This is a scholarly and practical book which can be strongly recommended for students as well as practitioners. But it may already be time for Mr Collins to consider a fifth edition.

S.PALMER


The Lugano and San Sebastian Conventions edited by Michael Carpenter, Michael Haymann, Tony Hunter-Tilney, and Paul Volken (Current EC Legal Developments Series, Butterworths, 1990, 212 pages. £75.

This is a volume containing the text of the Lugano Convention (by which the EFTA countries join with the States of the EC into a régime of civil jurisdiction and judgments closely modelled upon the Brussels Convention);

-604-

Notes for this page

Add a new note
If you are trying to select text to create highlights or citations, remember that you must now click or tap on the first word, and then click or tap on the last word.
One moment ...
Default project is now your active project.
Project items

Items saved from this book

This book has been saved
Highlights (0)
Some of your highlights are legacy items.

Highlights saved before July 30, 2012 will not be displayed on their respective source pages.

You can easily re-create the highlights by opening the book page or article, selecting the text, and clicking “Highlight.”

Citations (0)
Some of your citations are legacy items.

Any citation created before July 30, 2012 will labeled as a “Cited page.” New citations will be saved as cited passages, pages or articles.

We also added the ability to view new citations from your projects or the book or article where you created them.

Notes (0)
Bookmarks (0)

You have no saved items from this book

Project items include:
  • Saved book/article
  • Highlights
  • Quotes/citations
  • Notes
  • Bookmarks
Notes
Cite this page

Cited page

Style
Citations are available only to our active members.
Buy instant access to cite pages or passages in MLA, APA and Chicago citation styles.

(Einhorn, 1992, p. 25)

(Einhorn 25)

1. Lois J. Einhorn, Abraham Lincoln, the Orator: Penetrating the Lincoln Legend (Westport, CT: Greenwood Press, 1992), 25, http://www.questia.com/read/27419298.

Cited page

Bookmark this page
Yearbook of European Law - Vol. 10
Table of contents

Table of contents

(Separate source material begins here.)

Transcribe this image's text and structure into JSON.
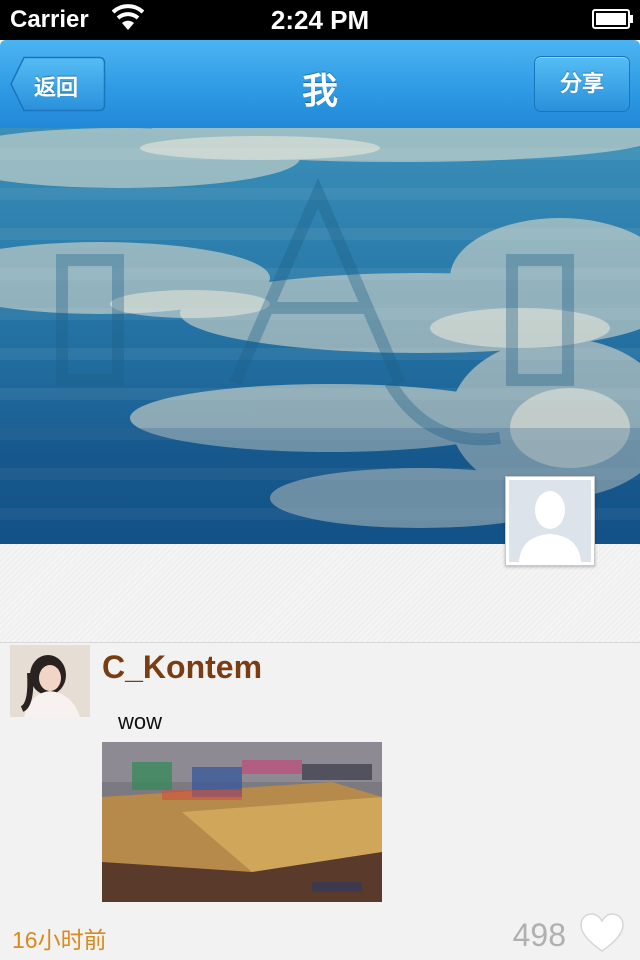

Settings

Settings

Typeface
Text size Smaller Larger Reset View mode
Search within

Search within this book

Look up

Look up a word

  • Dictionary
  • Thesaurus
Please submit a word or phrase above.
Print this page

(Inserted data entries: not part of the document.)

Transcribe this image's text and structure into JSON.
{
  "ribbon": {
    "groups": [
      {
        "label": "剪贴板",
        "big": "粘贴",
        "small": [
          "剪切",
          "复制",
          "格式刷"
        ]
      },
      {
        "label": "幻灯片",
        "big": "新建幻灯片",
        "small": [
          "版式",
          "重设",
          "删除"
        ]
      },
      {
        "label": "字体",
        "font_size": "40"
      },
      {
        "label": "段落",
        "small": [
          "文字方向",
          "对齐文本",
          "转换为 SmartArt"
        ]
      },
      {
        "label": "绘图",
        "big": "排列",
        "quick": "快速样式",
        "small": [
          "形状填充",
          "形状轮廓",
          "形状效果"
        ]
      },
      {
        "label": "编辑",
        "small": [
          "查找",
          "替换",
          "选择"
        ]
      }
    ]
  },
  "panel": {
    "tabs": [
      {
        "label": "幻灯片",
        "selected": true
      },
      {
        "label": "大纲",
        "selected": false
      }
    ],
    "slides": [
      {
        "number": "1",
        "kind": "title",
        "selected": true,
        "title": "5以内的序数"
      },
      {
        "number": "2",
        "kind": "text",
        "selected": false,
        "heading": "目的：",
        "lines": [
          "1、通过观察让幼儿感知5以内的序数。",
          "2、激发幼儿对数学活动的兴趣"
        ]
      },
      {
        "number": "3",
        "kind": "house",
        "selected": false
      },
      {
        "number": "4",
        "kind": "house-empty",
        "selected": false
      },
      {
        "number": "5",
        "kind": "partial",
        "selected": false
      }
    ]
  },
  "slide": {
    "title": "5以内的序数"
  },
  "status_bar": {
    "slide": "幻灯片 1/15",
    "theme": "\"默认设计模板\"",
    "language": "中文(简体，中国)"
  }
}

Print this page

Why can't I print more than one page at a time?

Help
Full screen
/ 666

matching results for page

    Questia reader help

    How to highlight and cite specific passages

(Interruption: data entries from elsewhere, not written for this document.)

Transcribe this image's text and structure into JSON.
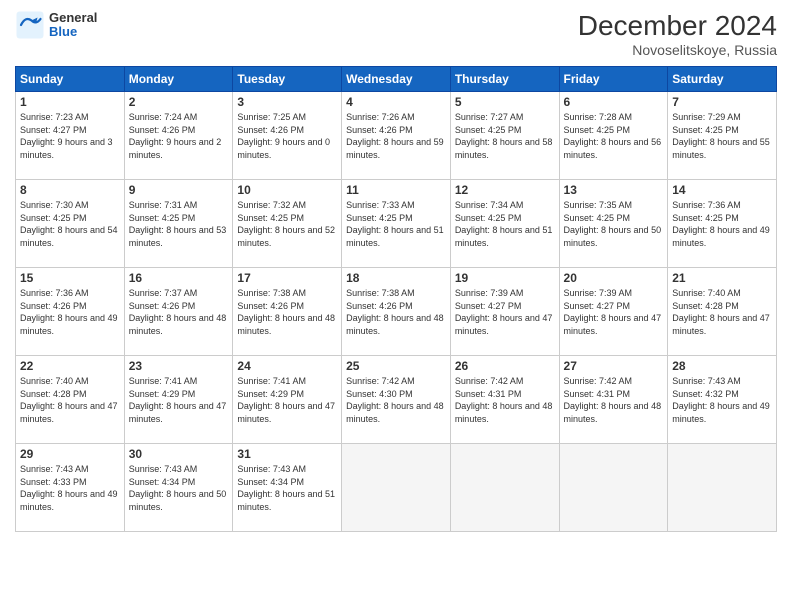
{
  "logo": {
    "general": "General",
    "blue": "Blue"
  },
  "title": "December 2024",
  "location": "Novoselitskoye, Russia",
  "days_header": [
    "Sunday",
    "Monday",
    "Tuesday",
    "Wednesday",
    "Thursday",
    "Friday",
    "Saturday"
  ],
  "weeks": [
    [
      {
        "day": "1",
        "sunrise": "7:23 AM",
        "sunset": "4:27 PM",
        "daylight": "9 hours and 3 minutes."
      },
      {
        "day": "2",
        "sunrise": "7:24 AM",
        "sunset": "4:26 PM",
        "daylight": "9 hours and 2 minutes."
      },
      {
        "day": "3",
        "sunrise": "7:25 AM",
        "sunset": "4:26 PM",
        "daylight": "9 hours and 0 minutes."
      },
      {
        "day": "4",
        "sunrise": "7:26 AM",
        "sunset": "4:26 PM",
        "daylight": "8 hours and 59 minutes."
      },
      {
        "day": "5",
        "sunrise": "7:27 AM",
        "sunset": "4:25 PM",
        "daylight": "8 hours and 58 minutes."
      },
      {
        "day": "6",
        "sunrise": "7:28 AM",
        "sunset": "4:25 PM",
        "daylight": "8 hours and 56 minutes."
      },
      {
        "day": "7",
        "sunrise": "7:29 AM",
        "sunset": "4:25 PM",
        "daylight": "8 hours and 55 minutes."
      }
    ],
    [
      {
        "day": "8",
        "sunrise": "7:30 AM",
        "sunset": "4:25 PM",
        "daylight": "8 hours and 54 minutes."
      },
      {
        "day": "9",
        "sunrise": "7:31 AM",
        "sunset": "4:25 PM",
        "daylight": "8 hours and 53 minutes."
      },
      {
        "day": "10",
        "sunrise": "7:32 AM",
        "sunset": "4:25 PM",
        "daylight": "8 hours and 52 minutes."
      },
      {
        "day": "11",
        "sunrise": "7:33 AM",
        "sunset": "4:25 PM",
        "daylight": "8 hours and 51 minutes."
      },
      {
        "day": "12",
        "sunrise": "7:34 AM",
        "sunset": "4:25 PM",
        "daylight": "8 hours and 51 minutes."
      },
      {
        "day": "13",
        "sunrise": "7:35 AM",
        "sunset": "4:25 PM",
        "daylight": "8 hours and 50 minutes."
      },
      {
        "day": "14",
        "sunrise": "7:36 AM",
        "sunset": "4:25 PM",
        "daylight": "8 hours and 49 minutes."
      }
    ],
    [
      {
        "day": "15",
        "sunrise": "7:36 AM",
        "sunset": "4:26 PM",
        "daylight": "8 hours and 49 minutes."
      },
      {
        "day": "16",
        "sunrise": "7:37 AM",
        "sunset": "4:26 PM",
        "daylight": "8 hours and 48 minutes."
      },
      {
        "day": "17",
        "sunrise": "7:38 AM",
        "sunset": "4:26 PM",
        "daylight": "8 hours and 48 minutes."
      },
      {
        "day": "18",
        "sunrise": "7:38 AM",
        "sunset": "4:26 PM",
        "daylight": "8 hours and 48 minutes."
      },
      {
        "day": "19",
        "sunrise": "7:39 AM",
        "sunset": "4:27 PM",
        "daylight": "8 hours and 47 minutes."
      },
      {
        "day": "20",
        "sunrise": "7:39 AM",
        "sunset": "4:27 PM",
        "daylight": "8 hours and 47 minutes."
      },
      {
        "day": "21",
        "sunrise": "7:40 AM",
        "sunset": "4:28 PM",
        "daylight": "8 hours and 47 minutes."
      }
    ],
    [
      {
        "day": "22",
        "sunrise": "7:40 AM",
        "sunset": "4:28 PM",
        "daylight": "8 hours and 47 minutes."
      },
      {
        "day": "23",
        "sunrise": "7:41 AM",
        "sunset": "4:29 PM",
        "daylight": "8 hours and 47 minutes."
      },
      {
        "day": "24",
        "sunrise": "7:41 AM",
        "sunset": "4:29 PM",
        "daylight": "8 hours and 47 minutes."
      },
      {
        "day": "25",
        "sunrise": "7:42 AM",
        "sunset": "4:30 PM",
        "daylight": "8 hours and 48 minutes."
      },
      {
        "day": "26",
        "sunrise": "7:42 AM",
        "sunset": "4:31 PM",
        "daylight": "8 hours and 48 minutes."
      },
      {
        "day": "27",
        "sunrise": "7:42 AM",
        "sunset": "4:31 PM",
        "daylight": "8 hours and 48 minutes."
      },
      {
        "day": "28",
        "sunrise": "7:43 AM",
        "sunset": "4:32 PM",
        "daylight": "8 hours and 49 minutes."
      }
    ],
    [
      {
        "day": "29",
        "sunrise": "7:43 AM",
        "sunset": "4:33 PM",
        "daylight": "8 hours and 49 minutes."
      },
      {
        "day": "30",
        "sunrise": "7:43 AM",
        "sunset": "4:34 PM",
        "daylight": "8 hours and 50 minutes."
      },
      {
        "day": "31",
        "sunrise": "7:43 AM",
        "sunset": "4:34 PM",
        "daylight": "8 hours and 51 minutes."
      },
      null,
      null,
      null,
      null
    ]
  ]
}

    1. Click or tap the first word you want to select.
    2. Click or tap the last word you want to select, and you’ll see everything in between get selected.
    3. You’ll then get a menu of options like creating a highlight or a citation from that passage of text.

    OK, got it!

    Cited passage

    Style
    Citations are available only to our active members.
    Buy instant access to cite pages or passages in MLA, APA and Chicago citation styles.

    "Portraying himself as an honest, ordinary person helped Lincoln identify with his audiences." (Einhorn, 1992, p. 25).

    "Portraying himself as an honest, ordinary person helped Lincoln identify with his audiences." (Einhorn 25)

    "Portraying himself as an honest, ordinary person helped Lincoln identify with his audiences."1

    1. Lois J. Einhorn, Abraham Lincoln, the Orator: Penetrating the Lincoln Legend (Westport, CT: Greenwood Press, 1992), 25, http://www.questia.com/read/27419298.

    Cited passage

    Thanks for trying Questia!

    Please continue trying out our research tools, but please note, full functionality is available only to our active members.

    Your work will be lost once you leave this Web page.

    Buy instant access to save your work.

    Already a member? Log in now.

    Oops!

    An unknown error has occurred. Please click the button below to reload the page. If the problem persists, please try again in a little while.